_Input material:_

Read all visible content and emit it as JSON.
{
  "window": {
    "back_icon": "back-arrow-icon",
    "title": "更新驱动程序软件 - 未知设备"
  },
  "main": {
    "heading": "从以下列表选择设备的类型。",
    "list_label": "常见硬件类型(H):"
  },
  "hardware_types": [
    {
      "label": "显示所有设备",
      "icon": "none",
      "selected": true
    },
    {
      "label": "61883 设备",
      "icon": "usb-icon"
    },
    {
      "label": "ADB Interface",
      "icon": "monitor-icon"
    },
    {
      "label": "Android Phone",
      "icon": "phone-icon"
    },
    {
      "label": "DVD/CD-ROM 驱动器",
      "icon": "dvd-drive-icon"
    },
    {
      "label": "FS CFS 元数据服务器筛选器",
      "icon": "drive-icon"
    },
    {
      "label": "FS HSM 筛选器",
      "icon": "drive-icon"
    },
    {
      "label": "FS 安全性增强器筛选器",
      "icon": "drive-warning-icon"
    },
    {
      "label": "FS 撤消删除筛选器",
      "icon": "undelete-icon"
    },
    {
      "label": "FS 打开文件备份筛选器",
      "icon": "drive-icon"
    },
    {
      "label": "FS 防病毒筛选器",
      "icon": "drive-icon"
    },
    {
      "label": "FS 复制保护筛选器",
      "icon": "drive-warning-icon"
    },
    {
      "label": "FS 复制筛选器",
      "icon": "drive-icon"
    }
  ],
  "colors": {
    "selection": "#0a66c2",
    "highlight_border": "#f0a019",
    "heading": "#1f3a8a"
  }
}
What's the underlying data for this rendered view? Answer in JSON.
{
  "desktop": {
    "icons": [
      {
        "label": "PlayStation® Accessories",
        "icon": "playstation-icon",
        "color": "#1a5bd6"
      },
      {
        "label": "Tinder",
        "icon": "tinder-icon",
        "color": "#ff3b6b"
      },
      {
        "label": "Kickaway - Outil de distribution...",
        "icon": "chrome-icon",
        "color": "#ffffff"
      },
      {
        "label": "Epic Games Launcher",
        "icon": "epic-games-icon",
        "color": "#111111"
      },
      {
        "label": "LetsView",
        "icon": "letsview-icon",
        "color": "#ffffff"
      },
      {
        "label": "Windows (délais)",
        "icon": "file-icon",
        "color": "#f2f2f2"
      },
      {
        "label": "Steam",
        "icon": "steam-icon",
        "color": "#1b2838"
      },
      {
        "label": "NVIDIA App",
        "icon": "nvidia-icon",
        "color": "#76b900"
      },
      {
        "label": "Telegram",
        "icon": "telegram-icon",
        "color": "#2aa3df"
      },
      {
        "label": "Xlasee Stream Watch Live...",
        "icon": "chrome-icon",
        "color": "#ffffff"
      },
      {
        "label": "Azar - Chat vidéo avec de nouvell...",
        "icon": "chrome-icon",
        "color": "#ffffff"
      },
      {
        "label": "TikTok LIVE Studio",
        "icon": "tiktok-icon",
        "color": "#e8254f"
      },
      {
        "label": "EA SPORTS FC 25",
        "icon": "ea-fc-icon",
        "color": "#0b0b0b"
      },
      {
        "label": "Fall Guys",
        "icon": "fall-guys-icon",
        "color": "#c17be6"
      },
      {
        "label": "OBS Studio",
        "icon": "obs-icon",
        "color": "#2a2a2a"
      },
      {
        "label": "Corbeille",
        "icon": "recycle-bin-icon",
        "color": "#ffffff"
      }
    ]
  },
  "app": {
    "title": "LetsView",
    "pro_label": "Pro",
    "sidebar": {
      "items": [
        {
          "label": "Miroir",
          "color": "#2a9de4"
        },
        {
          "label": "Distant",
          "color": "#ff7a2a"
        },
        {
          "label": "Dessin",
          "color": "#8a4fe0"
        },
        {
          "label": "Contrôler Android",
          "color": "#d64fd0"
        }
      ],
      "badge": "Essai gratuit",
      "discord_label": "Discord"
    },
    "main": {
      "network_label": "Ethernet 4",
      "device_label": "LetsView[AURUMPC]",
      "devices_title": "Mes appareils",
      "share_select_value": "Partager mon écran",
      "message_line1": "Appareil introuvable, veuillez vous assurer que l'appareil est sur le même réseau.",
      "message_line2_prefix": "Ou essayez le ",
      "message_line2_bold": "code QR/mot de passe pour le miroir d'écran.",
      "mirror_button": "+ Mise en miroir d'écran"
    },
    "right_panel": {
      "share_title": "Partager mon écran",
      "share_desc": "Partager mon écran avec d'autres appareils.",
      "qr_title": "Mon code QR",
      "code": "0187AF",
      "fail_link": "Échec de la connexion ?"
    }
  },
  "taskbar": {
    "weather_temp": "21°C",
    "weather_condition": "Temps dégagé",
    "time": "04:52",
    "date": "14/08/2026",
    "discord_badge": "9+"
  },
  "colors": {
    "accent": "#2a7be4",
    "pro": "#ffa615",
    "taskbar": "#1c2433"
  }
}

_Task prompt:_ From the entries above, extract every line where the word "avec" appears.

_Written answer:_
        "label": "Azar - Chat vidéo avec de nouvell...",
      "share_desc": "Partager mon écran avec d'autres appareils.",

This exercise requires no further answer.